I imagine you can make tea from any Viola species, but after some searching I found that two species frequently mentioned are Viola odorata and Viola sororia – two very similar looking plants, one from the Old World and the other from the New World.

sweet violet (Viola odorata)

Viola odorata – commonly known as sweet violet, wood violet, or English violet – is distributed across Europe and into Asia and has been widely introduced outside of its natural range. It has round, oval, or heart-shaped leaves with toothed margins that grow from the base of the plant, giving it a groundcover-type habit. Its flowers range from dark purple to white and are borne atop a single stem that curves downward at the top like a shepherd’s crook. It has no leafy, upright stems, and it spreads horizontally via stolons and rhizomes. The flowers are distinctly fragrant and have a long history of being used in perfumes.

One way to get a good whiff of these flowers is to try a trick described in the book The Reason for Flowers by Stephen Buchmann:

Go into a garden or any natural area and select one or more flowers you want to investigate…. Select a small, thoroughly washed and dried glass jar with a tight-fitting lid. Place just one type of flower in the jar. Set your jar in a warm, sunny place such as a windowsill and come back in an hour or two. Carefully open the lid and sniff…. If you’ve selected a blossom with even the faintest scent, you should be able to smell it now, since the fragrance molecules have concentrated inside the jar.

sweet violet flowers inside glass jar
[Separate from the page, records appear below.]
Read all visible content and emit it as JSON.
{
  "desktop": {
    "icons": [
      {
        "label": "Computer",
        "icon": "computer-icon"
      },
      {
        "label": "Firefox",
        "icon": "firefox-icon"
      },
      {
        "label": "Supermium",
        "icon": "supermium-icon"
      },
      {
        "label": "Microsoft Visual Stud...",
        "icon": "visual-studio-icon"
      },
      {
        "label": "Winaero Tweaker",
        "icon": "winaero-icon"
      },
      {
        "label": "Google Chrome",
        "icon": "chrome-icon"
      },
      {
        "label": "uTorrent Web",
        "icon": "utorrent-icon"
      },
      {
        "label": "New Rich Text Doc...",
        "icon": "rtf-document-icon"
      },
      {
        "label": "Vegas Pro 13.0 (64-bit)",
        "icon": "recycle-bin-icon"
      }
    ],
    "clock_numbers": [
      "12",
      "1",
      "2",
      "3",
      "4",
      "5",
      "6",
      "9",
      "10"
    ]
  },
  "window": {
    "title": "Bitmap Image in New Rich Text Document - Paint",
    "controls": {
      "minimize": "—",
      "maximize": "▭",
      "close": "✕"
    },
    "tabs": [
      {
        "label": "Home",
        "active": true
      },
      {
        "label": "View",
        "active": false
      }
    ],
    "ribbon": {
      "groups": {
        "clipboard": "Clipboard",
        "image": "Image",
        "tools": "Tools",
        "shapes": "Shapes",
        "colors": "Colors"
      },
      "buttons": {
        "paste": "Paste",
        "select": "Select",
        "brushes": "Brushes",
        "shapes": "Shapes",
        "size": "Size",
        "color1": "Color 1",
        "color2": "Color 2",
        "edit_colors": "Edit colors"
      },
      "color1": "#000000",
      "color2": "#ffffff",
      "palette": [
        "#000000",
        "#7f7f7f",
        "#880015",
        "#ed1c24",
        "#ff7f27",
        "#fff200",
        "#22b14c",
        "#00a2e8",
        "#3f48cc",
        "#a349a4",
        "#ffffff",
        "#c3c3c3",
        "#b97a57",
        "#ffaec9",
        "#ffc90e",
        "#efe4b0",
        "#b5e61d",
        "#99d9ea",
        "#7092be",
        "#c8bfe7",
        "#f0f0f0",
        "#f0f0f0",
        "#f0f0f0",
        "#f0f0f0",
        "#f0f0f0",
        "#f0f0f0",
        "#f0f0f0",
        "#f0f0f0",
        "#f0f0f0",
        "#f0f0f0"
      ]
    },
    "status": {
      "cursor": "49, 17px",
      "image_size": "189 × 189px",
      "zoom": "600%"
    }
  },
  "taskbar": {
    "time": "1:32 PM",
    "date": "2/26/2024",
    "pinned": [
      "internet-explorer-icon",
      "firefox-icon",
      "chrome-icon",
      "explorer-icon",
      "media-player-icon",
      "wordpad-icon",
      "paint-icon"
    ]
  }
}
Viola sororia – native to eastern North America –  is also commonly planted outside of its native range. It’s clearly a favorite, having earned the distinction of state flower in four U.S. states. Known as the common blue violet (or myriad other commons names), it looks and acts a lot like sweet violet. I distinguish them by their flowers, which are wider and rounder (chunkier, perhaps) than sweet violet flowers, and their leaves, which are generally more heart-shaped. Feel free to correct me. If, like me, you’re having trouble identifying violets, keep in mind that Viola species are highly variable and notorious hybridizers, so don’t beat yourself up over it. It’s their fault, not yours.

common blue violet (Viola sororia)

Violets bloom when the air is cool and the days are short. They are among the earliest plants to flower after the new year and among the latest plants flowering as the year comes to a close. In his entry on violets in The Book of Forest and Thicket, John Eastman refers to these early bloomers as “this low, blue flame in the woods.” They are like “a pilot light that ignites the entire burst of resurrection we call spring.” I can’t really picture spring without them. I find their unique flowers so intriguing that I fixate on them whenever I see them. And once I learned that I could make a tea out of their leaves, I had to try it.

I used the leaves of Viola odorata (or what I, with my amateur skills, identified as V. odorata). I picked several of what looked to be young leaves and left them to dry in the sun for several days. Later, I chopped them up and brewed a tea according to the instructions found on this website, which suggests using one tablespoon of dried leaves in sixteen ounces of water. Apparently, a little goes a long way, and I probably could have used fewer leaves than I did.

dried, chopped up leaves of sweet violet (Viola odorata) for making tea

The tea has a nice green color and smells a bit like grass to me. It may even taste like grass. I found it fairly bitter. Sierra didn’t like it and called it musty. I enjoyed it, but would likely enjoy it more if I hadn’t made it quite so strong. The aforementioned website also recommends combining violet leaf with other things like mint, dandelion, clover, and/or chamomile. I imagine a combination of ingredients could be better than just violet leaf on its own. Another site warns that “some of the wild violets have an unpleasant soapy flavor,” so that’s something to keep in mind when selecting your leaves for tea and other things. Either way, violet leaf tea is an experience worth having.

See Also: Pine Needle Teas